Sunday, October 2, 2011

The Spectral Beauty of Decay at Temple Court in Lower Manhattan

Yesterday, as the sun set and rain fell intermittently, the lobster and the canary had a rare treat:

We got to visit the interior of the recently rediscovered Temple Court at 5 Beekman Street in lower Manhattan, just off Broadway by City Hall and across from the Woolworth Building-- a few blocks from the World Trade Center site. (A friend of ours is a wedding photographer who got permission to do a shoot yesterday in the now-famed building-- we tagged along).

Temple Court: a spectacularly gorgeous interior, now decayed after decades of abandonment, soon to be restored (plans are afoot to rehab the building as a luxury hotel). An oddity of life: beauty and romance hidden in plain sight. The lobster works very close to 5 Beekman, has walked past the building hundreds of times, and never paid it much mind. Until last year, no one paid the dilapidated hulk any attention, when suddenly a scene scout for films stumbled upon it. Click here for details, and for many pictures.

Built in 1881-1883 as one of the first nine-story buildings that marched up from Bowling Green (as NYC's commercial expansion drove the need for office space beyond the narrow confines of Wall Street and its immediate environs), 5 Beekman had 212 suites housing law firms, advertising and insurance companies. Above all, it had a glass-roofed central atrium, ornate iron grill work (some in the form of dragons), fireplaces, trapdoors for the hauling of safes, terra cotta and brick, colorful tiles on the floors.
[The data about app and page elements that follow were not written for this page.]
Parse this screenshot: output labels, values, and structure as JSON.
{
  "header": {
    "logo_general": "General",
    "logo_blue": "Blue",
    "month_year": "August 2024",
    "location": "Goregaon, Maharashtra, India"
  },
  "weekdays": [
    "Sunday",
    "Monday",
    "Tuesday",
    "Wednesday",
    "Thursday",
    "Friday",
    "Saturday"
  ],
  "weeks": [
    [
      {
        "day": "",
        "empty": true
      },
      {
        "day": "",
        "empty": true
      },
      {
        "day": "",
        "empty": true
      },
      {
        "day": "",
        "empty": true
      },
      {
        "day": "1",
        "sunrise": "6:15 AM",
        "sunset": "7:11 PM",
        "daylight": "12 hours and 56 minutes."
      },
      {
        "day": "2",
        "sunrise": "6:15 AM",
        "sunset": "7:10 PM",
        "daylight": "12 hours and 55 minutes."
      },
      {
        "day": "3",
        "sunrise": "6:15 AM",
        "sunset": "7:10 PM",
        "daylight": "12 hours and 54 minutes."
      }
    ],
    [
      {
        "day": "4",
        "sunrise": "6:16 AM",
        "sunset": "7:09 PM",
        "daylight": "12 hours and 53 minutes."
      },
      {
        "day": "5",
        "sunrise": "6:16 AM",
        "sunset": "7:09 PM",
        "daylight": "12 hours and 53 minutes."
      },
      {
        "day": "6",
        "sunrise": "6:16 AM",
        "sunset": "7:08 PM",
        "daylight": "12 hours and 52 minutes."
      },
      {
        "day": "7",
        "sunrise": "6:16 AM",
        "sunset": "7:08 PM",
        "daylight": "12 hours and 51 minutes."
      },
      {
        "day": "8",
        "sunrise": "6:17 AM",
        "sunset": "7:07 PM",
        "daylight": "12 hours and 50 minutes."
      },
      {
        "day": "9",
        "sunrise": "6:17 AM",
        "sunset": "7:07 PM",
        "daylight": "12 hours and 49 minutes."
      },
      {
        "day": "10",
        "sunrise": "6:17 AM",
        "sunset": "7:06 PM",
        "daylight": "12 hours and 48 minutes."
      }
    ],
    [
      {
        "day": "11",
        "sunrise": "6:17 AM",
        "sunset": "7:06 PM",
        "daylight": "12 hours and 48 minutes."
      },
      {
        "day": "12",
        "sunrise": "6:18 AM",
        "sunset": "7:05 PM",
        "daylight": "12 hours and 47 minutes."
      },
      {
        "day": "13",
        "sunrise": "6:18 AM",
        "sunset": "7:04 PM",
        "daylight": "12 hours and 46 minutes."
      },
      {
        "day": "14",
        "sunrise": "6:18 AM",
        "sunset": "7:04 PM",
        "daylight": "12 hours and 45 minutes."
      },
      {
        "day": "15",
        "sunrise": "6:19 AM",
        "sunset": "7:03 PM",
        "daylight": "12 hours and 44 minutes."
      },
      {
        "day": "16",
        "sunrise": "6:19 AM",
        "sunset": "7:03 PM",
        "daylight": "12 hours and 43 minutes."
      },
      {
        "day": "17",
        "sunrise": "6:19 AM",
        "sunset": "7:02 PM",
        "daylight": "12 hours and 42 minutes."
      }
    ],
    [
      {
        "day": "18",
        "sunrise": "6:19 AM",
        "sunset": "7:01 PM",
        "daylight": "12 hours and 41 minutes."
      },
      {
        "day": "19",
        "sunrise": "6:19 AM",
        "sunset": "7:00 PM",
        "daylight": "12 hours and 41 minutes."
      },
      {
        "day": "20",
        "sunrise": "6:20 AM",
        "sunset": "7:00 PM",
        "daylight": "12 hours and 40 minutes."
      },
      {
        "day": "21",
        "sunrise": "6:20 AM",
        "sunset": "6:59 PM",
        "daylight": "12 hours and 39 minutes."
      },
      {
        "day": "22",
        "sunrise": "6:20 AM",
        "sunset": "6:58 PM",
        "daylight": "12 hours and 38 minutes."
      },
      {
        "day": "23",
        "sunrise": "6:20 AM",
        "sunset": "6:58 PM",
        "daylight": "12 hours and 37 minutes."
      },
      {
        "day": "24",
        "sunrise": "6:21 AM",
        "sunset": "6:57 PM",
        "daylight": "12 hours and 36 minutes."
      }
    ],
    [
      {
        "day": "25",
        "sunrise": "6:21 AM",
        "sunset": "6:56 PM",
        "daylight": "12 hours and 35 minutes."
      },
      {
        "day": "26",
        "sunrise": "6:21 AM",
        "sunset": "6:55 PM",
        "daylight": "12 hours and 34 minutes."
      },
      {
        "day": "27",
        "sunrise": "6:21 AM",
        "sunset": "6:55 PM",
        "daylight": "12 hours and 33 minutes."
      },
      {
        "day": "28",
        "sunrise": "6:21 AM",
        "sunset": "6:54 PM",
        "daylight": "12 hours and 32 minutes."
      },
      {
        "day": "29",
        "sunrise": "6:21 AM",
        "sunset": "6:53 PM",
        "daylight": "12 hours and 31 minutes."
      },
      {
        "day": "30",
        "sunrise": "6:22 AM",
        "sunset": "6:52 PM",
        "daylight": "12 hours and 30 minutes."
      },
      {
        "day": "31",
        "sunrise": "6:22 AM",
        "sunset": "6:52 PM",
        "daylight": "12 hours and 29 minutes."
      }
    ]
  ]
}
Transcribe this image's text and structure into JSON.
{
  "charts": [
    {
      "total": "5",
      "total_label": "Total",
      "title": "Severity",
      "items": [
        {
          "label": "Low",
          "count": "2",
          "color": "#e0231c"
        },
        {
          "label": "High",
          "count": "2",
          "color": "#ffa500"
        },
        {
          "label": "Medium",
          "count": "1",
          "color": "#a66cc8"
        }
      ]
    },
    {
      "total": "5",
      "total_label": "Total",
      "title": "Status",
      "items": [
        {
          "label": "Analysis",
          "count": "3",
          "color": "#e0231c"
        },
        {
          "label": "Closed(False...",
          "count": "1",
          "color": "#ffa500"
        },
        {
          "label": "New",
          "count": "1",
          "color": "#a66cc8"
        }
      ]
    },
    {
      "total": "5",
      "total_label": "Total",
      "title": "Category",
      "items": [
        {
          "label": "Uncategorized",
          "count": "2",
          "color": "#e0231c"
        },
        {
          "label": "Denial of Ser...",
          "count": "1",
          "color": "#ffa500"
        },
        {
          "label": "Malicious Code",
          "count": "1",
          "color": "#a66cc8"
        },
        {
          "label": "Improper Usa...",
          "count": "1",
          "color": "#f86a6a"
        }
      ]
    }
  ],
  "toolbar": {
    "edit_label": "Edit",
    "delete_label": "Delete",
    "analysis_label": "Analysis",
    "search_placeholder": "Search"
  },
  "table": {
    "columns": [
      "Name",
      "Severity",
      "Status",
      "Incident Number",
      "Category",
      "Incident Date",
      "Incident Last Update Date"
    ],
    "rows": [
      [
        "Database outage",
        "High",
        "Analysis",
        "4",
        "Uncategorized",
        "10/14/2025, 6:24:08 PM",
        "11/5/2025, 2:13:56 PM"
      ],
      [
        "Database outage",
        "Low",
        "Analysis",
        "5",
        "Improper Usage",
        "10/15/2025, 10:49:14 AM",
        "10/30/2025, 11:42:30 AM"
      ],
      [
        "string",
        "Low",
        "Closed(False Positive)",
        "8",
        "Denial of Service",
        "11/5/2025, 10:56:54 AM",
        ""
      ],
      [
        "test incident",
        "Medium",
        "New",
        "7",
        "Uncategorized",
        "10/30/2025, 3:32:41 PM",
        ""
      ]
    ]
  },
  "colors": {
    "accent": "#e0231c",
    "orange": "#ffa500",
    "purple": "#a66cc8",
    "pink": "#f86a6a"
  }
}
The building began to shutter in the 1940s, and apparently wound down almost completely over the next decade. Today the interior is a ghostly, gaping place, with the names of long gone (indeed, long defunct) tenants etched palely on dusty glass. The walls are blotched and shadowed, the rooms empty except for echoes, the floors stippled with vague piles of refuse, oblique shards of light filter in from the panes far above.
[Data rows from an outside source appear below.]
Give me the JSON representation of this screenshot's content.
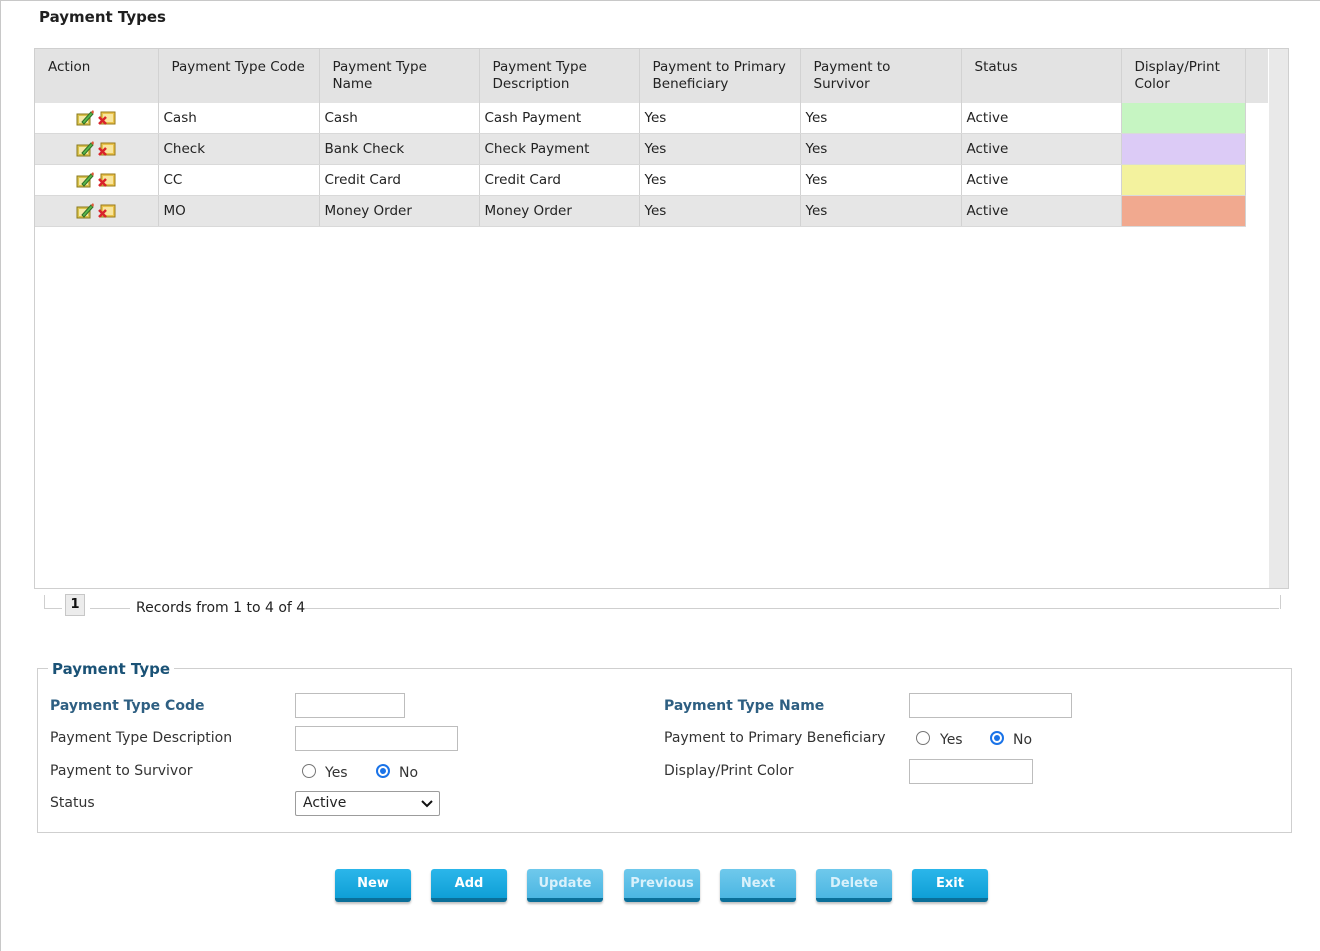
{
  "page": {
    "title": "Payment Types"
  },
  "grid": {
    "columns": [
      "Action",
      "Payment Type Code",
      "Payment Type Name",
      "Payment Type Description",
      "Payment to Primary Beneficiary",
      "Payment to Survivor",
      "Status",
      "Display/Print Color"
    ],
    "rows": [
      {
        "code": "Cash",
        "name": "Cash",
        "description": "Cash Payment",
        "primary": "Yes",
        "survivor": "Yes",
        "status": "Active",
        "color": "#c6f5c2"
      },
      {
        "code": "Check",
        "name": "Bank Check",
        "description": "Check Payment",
        "primary": "Yes",
        "survivor": "Yes",
        "status": "Active",
        "color": "#dccbf6"
      },
      {
        "code": "CC",
        "name": "Credit Card",
        "description": "Credit Card",
        "primary": "Yes",
        "survivor": "Yes",
        "status": "Active",
        "color": "#f3f29e"
      },
      {
        "code": "MO",
        "name": "Money Order",
        "description": "Money Order",
        "primary": "Yes",
        "survivor": "Yes",
        "status": "Active",
        "color": "#f1a98f"
      }
    ],
    "action_icons": [
      "edit-icon",
      "delete-icon"
    ]
  },
  "pager": {
    "current_page": "1",
    "records_text": "Records from 1 to 4 of 4"
  },
  "form": {
    "legend": "Payment Type",
    "code_label": "Payment Type Code",
    "code_value": "",
    "name_label": "Payment Type Name",
    "name_value": "",
    "description_label": "Payment Type Description",
    "description_value": "",
    "primary_label": "Payment to Primary Beneficiary",
    "survivor_label": "Payment to Survivor",
    "color_label": "Display/Print Color",
    "color_value": "",
    "status_label": "Status",
    "status_value": "Active",
    "yes_label": "Yes",
    "no_label": "No",
    "primary_selected": "No",
    "survivor_selected": "No"
  },
  "buttons": {
    "new": "New",
    "add": "Add",
    "update": "Update",
    "previous": "Previous",
    "next": "Next",
    "delete": "Delete",
    "exit": "Exit"
  },
  "colors": {
    "accent": "#1a9fd6",
    "legend": "#1a5276",
    "required_label": "#2e5f82"
  }
}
Think of the Bradbury Building in Blade Runner.

Think of the decayed surfaces Rosamund Purcell captures in her photographs.

Here are photographs the lobster & canary took yesterday, to give you a sense of the layered mystery of Manhattan's Temple Court: